Two cups of cocoa a day improve the flow of blood to the brain in those who had problems to start with, stated a study of 60 elderly people with no dementia.
All those participants whose blood flow improved were also doing better on memory tests by the end of the study, reported the journal Neurology.
Not for the first time cocoa has been linked with vascular health, researchers believe it is because cocoa is rich in flavanols, which have an important role in boosting health.
The recent study states that the researchers made 60 people with an average age of 73 drink two cups of cocoa a day, here one group was given high-flavanol cocoa and another was provided with a low-flavanol cocoa. Apart from this they were asked not to consume any other chocolate.
The ultrasound tests carried out at the beginning of the study showed 17 of them were having impaired flow of blood to the brain.
Not much difference was observed between those who consumed flavanol-rich cocoa and those who had flavanol-poor cocoa.
24 participants underwent MRI scan and the result stated that people with an impaired flow of blood were more prone to have tiny areas of brain damage.
“We’re learning more about blood flow in the brain and its effect on thinking skills,” stated study author Dr Farzaneh Sorond a neurologist at Harvard Medical School.
“As different areas of the brain need more energy to complete their tasks, they also need greater blood flow.

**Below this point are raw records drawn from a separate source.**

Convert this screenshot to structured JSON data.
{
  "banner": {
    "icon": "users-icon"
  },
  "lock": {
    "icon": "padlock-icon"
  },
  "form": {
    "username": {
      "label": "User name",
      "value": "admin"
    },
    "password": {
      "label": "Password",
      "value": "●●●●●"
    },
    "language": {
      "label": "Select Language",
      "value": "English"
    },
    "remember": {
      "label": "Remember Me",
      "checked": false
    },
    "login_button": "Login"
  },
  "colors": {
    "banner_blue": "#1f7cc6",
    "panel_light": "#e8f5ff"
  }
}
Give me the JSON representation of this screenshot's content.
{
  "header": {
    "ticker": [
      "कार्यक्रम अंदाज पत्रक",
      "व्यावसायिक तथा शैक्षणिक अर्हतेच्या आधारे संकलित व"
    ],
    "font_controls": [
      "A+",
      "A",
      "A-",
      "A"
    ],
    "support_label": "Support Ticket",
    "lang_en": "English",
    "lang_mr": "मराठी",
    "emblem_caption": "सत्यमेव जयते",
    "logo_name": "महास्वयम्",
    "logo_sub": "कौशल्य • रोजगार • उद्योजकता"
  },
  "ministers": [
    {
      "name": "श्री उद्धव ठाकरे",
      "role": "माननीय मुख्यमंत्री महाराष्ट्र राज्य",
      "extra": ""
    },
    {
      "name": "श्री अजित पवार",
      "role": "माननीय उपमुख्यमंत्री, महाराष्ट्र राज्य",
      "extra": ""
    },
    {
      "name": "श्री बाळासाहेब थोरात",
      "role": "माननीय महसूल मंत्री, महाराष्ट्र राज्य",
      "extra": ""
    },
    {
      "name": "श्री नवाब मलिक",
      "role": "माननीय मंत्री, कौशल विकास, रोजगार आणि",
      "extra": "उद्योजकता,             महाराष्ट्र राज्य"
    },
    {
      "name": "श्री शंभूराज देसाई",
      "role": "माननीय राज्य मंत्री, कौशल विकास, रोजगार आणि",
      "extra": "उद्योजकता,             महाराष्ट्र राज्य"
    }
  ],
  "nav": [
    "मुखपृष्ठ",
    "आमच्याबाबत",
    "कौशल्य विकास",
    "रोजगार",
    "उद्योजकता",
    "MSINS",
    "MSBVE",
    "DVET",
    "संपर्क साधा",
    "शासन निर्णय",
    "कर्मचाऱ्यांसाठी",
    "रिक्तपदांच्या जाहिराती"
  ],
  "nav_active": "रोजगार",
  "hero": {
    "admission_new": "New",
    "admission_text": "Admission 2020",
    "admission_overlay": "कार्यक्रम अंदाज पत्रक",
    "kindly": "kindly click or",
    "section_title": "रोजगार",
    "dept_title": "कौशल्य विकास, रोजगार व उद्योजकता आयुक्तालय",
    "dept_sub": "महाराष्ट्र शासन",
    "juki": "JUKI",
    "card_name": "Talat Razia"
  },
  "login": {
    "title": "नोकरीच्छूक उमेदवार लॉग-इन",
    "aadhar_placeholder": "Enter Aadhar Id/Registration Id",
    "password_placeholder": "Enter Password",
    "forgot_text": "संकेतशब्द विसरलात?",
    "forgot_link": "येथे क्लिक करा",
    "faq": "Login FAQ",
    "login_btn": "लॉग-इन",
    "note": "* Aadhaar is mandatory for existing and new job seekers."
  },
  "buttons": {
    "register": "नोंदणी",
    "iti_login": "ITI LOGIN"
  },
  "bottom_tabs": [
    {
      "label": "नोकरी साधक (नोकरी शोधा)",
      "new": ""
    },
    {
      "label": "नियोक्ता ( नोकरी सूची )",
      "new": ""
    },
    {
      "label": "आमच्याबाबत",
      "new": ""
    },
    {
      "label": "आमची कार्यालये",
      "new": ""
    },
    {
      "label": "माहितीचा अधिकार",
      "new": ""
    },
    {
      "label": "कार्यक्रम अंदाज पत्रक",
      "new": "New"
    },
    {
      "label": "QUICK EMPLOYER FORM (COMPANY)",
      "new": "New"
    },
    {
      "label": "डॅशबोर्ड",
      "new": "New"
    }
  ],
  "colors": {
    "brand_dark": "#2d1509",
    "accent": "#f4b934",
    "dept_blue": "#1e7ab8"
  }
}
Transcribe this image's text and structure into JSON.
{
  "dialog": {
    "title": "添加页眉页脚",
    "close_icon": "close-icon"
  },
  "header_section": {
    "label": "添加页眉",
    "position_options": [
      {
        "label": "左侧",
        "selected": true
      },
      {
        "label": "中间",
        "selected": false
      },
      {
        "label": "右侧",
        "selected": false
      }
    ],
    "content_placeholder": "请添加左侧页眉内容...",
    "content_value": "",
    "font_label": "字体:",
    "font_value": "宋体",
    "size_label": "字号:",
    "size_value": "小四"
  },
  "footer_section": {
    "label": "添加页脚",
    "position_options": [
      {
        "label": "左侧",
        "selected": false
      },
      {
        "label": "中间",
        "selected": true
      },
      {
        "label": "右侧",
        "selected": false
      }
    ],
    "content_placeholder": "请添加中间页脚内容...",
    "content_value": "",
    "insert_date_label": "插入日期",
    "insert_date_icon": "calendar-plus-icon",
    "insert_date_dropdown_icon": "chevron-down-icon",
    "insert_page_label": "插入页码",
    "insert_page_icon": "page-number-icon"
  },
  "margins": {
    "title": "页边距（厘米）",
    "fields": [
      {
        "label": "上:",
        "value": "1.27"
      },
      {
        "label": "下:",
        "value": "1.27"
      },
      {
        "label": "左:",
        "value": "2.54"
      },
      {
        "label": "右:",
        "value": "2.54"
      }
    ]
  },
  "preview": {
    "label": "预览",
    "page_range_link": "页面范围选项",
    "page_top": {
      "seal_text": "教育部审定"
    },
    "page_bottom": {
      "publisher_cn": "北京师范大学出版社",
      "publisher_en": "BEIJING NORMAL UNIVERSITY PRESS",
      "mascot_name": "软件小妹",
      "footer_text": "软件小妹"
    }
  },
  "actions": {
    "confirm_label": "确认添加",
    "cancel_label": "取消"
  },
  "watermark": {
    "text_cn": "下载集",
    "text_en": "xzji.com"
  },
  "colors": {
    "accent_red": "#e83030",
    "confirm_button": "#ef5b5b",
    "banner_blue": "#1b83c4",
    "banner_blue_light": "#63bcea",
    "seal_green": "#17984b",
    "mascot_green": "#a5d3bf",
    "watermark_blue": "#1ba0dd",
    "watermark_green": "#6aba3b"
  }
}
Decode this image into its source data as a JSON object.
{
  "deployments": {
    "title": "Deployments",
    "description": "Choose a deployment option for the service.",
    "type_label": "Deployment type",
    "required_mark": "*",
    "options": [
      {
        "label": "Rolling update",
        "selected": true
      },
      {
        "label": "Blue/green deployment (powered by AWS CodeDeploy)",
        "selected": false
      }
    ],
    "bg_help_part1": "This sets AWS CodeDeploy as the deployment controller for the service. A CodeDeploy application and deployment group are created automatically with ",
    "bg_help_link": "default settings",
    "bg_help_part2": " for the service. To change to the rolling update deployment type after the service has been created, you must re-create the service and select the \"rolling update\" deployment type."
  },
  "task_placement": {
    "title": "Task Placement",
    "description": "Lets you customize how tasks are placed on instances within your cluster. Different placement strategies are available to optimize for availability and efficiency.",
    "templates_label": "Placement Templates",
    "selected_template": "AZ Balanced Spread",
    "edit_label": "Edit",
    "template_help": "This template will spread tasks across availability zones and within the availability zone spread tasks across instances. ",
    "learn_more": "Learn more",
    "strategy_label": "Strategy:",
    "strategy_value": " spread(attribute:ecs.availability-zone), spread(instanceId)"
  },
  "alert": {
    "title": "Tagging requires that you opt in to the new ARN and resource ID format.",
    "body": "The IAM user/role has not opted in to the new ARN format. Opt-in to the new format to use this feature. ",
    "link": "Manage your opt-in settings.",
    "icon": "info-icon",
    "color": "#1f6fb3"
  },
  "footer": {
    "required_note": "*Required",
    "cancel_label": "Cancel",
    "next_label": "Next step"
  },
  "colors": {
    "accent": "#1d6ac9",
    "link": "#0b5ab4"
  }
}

This relationship, called neurovascular coupling, may play an important role in diseases such as Alzheimer’s.”
Dr Simon Ridley, head of research at Alzheimer’s Research UK, told that this was a small study but it added to a wealth of evidence.
“A cocoa-based treatment would likely be very popular, but it’s too soon to draw any conclusions about its effects”.
“One drawback of this study is the lack of a control group for comparison, and we can’t tell whether the results would have been different if the participants drank no cocoa at all.”
He also added: “Poor vascular health is a known risk factor for dementia, and understanding more about the links between vascular problems and declining brain health could help the search for new treatments and preventions.”